[Items from a data source]

========================================================================

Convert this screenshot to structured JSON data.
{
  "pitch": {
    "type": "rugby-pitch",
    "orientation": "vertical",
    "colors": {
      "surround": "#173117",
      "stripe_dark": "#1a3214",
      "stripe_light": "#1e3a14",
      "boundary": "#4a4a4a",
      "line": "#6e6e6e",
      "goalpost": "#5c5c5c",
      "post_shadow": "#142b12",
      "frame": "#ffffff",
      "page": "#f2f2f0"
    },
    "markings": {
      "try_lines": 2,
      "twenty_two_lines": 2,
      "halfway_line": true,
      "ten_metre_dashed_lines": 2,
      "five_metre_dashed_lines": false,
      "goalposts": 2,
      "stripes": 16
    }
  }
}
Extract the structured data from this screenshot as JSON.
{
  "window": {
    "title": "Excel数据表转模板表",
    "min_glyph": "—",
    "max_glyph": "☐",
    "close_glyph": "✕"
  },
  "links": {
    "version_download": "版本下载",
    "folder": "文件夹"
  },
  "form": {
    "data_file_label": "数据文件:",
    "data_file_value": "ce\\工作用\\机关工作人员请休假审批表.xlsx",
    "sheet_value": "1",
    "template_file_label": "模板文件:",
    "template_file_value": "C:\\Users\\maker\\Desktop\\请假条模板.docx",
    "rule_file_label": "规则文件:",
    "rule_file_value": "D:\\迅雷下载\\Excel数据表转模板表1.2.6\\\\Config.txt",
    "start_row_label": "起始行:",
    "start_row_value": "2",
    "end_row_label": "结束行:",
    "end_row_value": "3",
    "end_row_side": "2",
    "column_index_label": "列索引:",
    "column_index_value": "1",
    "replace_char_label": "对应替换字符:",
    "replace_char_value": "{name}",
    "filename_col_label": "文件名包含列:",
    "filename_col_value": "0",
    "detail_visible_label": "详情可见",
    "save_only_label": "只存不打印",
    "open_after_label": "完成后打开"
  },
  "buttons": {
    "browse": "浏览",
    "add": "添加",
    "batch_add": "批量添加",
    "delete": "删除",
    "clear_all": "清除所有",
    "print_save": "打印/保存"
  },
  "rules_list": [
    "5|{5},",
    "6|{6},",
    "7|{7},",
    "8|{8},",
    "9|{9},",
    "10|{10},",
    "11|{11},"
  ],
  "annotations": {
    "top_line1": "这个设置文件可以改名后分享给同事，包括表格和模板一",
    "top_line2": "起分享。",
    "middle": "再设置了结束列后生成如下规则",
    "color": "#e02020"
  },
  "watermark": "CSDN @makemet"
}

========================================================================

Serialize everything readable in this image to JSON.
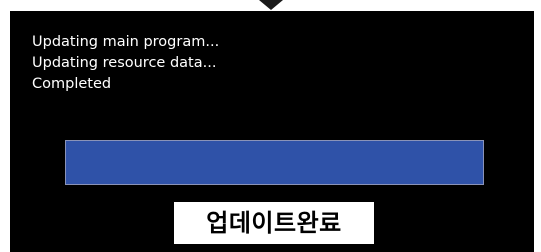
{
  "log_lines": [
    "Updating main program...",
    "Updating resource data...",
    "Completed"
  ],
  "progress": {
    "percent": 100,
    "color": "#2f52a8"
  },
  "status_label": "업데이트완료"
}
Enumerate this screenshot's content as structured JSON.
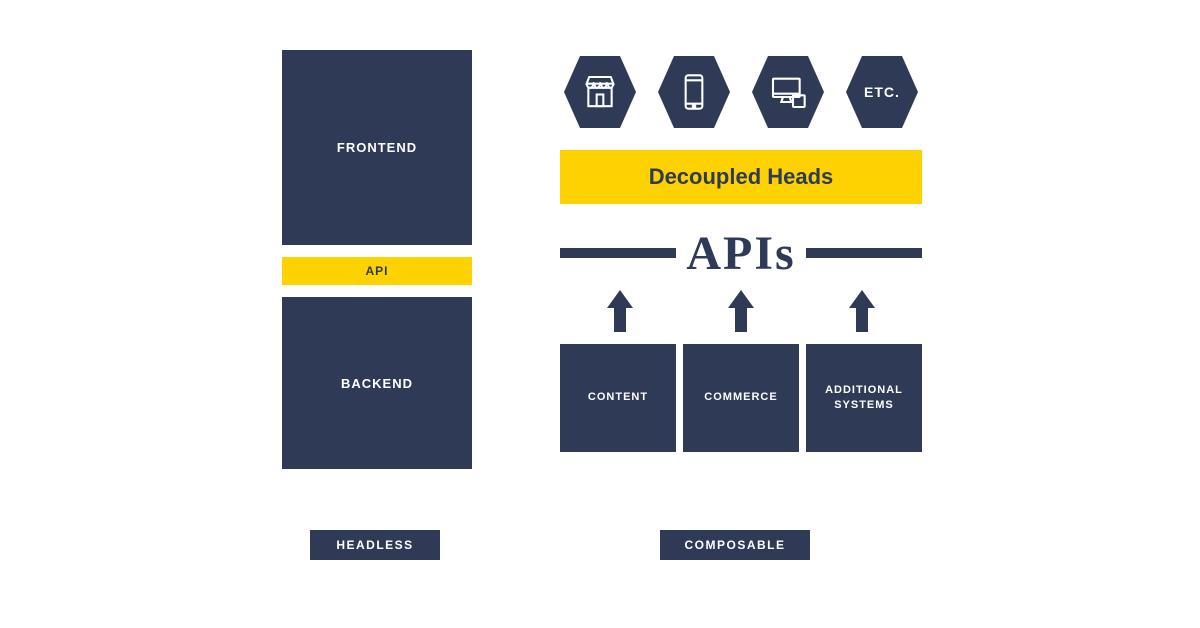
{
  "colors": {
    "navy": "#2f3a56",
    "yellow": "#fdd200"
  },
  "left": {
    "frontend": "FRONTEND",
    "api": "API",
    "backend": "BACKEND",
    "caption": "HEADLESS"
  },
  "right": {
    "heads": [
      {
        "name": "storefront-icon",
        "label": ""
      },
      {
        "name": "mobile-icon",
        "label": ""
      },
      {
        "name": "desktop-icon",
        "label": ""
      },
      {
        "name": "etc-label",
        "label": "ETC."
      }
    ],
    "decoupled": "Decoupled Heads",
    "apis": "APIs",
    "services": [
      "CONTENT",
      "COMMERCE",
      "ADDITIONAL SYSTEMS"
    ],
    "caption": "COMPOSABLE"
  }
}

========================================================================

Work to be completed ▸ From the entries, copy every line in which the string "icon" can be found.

Result of the exercise ▸
        "name": "storefront-icon",
        "name": "mobile-icon",
        "name": "desktop-icon",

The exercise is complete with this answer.